We look forward to seeing on Wed, Sept 18 at 3.30 pm at the Language Commons. Please see below for further info.
Language is central to the work of democracy and social justice. As Henry Giroux writes (2011), "the force of [language's] importance has to be tied to its relevance as an empowering, emancipatory, and democratic function" (179). Giroux reminds us that we cannot treat language learning as simply a "technical issue" -- studying linguistic patterns and memorizing vocabulary -- but rather, we must envision it as a site of struggle and resistance where our very identities are at stake. This vision of language learning aligns with the ACTFL World Language Readiness Standards that declare that "language and communication are at the heart of the human experience" ("World Readiness").
On the surface, critical service-learning in the L2 (Community-based Language Learning, or CBLL) offers a clear path to integrating social justice pedagogies into the language classroom. Students who partner with local native speakers, volunteering in schools or immigration centers, for instance, show increased empathy and tolerance for ambiguity (Giles et al. 2001). Their work with newcomer communities also reveals how language reinforces social and economic disparities (Petrov 2013). Unfortunately, however, research shows that despite the good intentions of many language educators, these community partnerships often have the opposite of their intended effect, perpetuating a charity model of volunteerism that reinforces stereotypes, privilege, and power (Mitchell 2008; Butin 2008; Himley 2004). This talk will explore how language educators can use critical pedagogy to support students in their discovery that service can both alleviate and perpetuate systems of inequity.
About the speaker:

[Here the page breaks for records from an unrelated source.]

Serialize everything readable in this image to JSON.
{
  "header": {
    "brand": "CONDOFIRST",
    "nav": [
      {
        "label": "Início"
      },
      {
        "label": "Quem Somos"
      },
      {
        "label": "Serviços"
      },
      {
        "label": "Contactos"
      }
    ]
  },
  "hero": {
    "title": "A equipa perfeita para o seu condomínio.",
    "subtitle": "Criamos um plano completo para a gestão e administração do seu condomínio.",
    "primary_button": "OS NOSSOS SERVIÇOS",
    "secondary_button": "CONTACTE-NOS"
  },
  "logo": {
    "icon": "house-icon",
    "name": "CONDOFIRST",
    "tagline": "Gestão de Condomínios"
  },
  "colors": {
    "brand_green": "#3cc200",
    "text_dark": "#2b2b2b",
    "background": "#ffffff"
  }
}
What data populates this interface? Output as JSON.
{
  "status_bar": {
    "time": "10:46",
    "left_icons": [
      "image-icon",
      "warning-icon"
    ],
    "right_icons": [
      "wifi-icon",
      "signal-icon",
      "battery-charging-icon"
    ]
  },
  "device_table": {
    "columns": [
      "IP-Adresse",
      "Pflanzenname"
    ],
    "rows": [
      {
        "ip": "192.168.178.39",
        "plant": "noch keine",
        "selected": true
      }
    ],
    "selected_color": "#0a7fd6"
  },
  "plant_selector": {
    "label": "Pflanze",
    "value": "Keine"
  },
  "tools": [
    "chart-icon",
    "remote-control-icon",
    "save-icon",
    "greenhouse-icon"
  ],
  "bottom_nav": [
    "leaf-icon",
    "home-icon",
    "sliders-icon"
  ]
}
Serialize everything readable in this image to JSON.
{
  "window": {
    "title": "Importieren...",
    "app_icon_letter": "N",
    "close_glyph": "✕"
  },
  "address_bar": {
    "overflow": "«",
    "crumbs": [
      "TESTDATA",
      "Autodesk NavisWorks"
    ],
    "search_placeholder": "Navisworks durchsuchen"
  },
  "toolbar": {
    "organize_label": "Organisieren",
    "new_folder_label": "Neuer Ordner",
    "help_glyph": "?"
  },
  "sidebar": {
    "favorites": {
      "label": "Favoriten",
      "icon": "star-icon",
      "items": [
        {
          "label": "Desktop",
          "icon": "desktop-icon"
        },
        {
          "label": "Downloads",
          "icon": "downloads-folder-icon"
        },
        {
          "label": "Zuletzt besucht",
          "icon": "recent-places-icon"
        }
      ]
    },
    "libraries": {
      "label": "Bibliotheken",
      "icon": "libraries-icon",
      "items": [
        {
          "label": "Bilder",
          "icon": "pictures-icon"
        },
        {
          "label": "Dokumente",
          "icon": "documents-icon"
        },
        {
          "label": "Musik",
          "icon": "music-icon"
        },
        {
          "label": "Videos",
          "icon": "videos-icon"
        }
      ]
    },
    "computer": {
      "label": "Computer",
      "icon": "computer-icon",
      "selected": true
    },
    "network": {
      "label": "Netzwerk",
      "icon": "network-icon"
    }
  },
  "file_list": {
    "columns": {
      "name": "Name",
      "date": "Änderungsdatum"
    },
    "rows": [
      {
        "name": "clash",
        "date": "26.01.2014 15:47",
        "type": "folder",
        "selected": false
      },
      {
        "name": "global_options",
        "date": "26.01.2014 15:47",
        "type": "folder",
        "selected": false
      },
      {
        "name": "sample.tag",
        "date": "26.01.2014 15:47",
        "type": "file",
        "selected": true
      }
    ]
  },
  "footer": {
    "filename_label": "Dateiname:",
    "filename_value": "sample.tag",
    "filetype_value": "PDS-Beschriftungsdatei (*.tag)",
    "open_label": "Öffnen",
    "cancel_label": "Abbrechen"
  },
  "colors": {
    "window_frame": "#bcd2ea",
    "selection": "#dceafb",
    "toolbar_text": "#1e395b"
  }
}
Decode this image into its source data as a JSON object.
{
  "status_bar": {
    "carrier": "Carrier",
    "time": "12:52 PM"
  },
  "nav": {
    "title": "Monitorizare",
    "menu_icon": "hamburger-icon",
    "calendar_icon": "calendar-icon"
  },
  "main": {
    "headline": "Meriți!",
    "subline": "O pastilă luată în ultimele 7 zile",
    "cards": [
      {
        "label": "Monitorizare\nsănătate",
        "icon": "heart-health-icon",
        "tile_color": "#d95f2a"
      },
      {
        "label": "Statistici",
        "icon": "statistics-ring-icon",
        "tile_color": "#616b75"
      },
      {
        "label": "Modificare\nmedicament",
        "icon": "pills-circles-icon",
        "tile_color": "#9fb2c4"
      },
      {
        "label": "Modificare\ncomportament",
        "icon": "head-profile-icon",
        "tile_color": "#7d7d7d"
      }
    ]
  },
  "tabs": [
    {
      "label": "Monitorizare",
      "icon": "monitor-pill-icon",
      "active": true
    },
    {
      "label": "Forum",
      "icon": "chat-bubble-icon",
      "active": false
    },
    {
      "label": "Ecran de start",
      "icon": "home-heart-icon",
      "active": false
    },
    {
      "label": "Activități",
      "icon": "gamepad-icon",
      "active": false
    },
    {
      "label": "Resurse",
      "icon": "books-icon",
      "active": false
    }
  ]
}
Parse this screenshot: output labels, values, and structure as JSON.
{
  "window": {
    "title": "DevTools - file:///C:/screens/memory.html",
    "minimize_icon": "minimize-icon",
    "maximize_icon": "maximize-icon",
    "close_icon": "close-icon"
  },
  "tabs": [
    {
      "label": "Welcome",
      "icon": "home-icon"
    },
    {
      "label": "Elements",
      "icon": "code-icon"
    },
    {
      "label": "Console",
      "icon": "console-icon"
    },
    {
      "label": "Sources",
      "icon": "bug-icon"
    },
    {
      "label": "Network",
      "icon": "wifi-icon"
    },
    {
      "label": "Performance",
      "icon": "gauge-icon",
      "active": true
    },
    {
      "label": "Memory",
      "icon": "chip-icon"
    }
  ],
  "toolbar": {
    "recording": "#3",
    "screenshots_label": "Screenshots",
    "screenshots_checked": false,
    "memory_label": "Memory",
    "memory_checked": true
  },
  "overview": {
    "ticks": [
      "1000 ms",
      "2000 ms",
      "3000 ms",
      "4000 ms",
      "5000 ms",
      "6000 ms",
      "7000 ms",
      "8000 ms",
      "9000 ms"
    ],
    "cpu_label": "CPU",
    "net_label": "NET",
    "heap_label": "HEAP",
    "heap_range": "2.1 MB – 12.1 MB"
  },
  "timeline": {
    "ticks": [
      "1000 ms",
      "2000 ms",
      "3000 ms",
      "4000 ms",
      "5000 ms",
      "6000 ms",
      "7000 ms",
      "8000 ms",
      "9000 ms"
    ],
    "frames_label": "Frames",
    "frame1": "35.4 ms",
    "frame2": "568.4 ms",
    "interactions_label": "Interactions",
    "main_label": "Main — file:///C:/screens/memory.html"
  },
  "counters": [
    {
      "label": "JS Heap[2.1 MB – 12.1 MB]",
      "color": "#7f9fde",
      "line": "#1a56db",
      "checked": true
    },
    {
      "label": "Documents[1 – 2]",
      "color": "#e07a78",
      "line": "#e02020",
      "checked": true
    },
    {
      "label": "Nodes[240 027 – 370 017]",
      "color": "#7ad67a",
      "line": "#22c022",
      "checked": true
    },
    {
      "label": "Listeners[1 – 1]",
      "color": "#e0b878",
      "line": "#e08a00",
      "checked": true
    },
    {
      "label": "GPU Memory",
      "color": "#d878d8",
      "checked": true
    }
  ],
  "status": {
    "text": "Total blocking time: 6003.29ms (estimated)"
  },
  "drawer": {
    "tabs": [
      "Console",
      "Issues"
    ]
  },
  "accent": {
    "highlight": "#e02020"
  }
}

Deb Reisinger is Associate Professor of the Practice in the Department of Romance Studies and affiliate faculty in the Global Health Institute at Duke University. She directs the Cultures and Languages Across the Curriculum (CLAC) program at Duke, an initiative that helps students explore culturally-specific solutions to real-world problems. Deb’s work examines the impact of language and culture on identity, inclusion, and community; her recent work focuses on a project, Bienvenue à Durham: Welcoming French Speaking Refugees to North Carolina - that provides French students with the opportunity to work with recently resettled refugees from Central Africa. Deb is the author of Crime and Media in France (Purdue 2007) and co-author of the recent book,Community-based Language Learning (2019). She has published numerous articles on language pedagogy, French for the Professions, and intercultural competence and is currently completing a textbook on French for Professional Purposes. She chairs the World Languages Advisory Committee to the College Board and is co-chair of the AP French Language and Culture Exam development committee.